----- Data under study

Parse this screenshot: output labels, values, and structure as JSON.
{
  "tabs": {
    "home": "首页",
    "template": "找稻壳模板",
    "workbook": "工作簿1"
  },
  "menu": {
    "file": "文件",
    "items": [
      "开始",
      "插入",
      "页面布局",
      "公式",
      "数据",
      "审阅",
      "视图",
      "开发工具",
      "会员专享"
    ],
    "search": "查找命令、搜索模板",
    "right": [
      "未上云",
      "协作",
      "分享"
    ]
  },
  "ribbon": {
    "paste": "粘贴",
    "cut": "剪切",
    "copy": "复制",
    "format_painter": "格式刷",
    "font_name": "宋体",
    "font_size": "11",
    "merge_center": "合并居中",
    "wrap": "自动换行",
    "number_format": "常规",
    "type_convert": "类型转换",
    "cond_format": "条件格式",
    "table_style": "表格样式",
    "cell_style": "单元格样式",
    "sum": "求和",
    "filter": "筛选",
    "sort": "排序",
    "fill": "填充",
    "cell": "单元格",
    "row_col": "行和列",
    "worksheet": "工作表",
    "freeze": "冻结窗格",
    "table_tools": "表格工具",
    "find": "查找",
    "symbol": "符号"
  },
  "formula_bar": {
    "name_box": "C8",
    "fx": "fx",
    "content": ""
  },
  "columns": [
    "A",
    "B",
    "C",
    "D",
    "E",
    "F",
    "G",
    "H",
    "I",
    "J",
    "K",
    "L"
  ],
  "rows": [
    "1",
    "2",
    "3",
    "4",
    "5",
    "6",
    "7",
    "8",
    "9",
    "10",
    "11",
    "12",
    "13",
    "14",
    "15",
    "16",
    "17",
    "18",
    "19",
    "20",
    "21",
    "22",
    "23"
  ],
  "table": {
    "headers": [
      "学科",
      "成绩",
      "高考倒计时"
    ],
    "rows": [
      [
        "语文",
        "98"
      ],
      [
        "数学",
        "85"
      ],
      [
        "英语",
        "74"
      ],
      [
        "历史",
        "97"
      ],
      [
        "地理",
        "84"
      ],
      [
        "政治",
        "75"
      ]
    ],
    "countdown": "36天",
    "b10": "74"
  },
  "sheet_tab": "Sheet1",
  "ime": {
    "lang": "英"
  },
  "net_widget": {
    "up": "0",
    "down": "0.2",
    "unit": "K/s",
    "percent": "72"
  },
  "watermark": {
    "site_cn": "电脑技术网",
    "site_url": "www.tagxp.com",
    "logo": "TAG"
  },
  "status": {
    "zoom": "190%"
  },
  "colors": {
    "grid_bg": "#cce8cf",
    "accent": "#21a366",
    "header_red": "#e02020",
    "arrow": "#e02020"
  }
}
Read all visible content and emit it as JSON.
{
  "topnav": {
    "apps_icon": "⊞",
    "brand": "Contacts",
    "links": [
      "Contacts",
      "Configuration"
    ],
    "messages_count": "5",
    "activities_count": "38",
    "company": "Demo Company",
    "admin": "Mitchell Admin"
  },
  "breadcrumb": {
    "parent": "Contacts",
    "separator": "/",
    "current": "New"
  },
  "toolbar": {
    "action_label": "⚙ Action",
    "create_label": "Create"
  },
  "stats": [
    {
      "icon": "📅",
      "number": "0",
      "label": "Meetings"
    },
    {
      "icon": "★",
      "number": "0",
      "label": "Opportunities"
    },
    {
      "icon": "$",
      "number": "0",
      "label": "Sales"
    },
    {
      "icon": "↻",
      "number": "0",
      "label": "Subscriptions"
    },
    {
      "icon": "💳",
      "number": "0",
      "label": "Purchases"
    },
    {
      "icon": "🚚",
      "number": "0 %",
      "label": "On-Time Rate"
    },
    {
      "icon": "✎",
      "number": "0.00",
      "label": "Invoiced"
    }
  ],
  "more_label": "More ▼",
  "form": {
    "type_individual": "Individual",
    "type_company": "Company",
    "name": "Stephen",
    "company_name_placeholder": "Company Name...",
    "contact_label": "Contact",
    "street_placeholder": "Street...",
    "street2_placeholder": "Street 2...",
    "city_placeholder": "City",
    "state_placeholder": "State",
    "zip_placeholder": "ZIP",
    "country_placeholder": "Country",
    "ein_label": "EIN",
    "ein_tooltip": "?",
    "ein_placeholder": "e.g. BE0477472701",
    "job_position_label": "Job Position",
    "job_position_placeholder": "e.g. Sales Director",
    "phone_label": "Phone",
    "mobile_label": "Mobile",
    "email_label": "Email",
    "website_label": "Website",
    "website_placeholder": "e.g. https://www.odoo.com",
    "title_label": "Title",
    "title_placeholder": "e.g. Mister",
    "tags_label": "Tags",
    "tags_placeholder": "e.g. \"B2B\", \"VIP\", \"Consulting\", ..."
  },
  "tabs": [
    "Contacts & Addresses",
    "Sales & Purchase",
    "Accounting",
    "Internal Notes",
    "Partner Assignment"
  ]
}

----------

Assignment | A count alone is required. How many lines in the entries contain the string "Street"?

Response | 2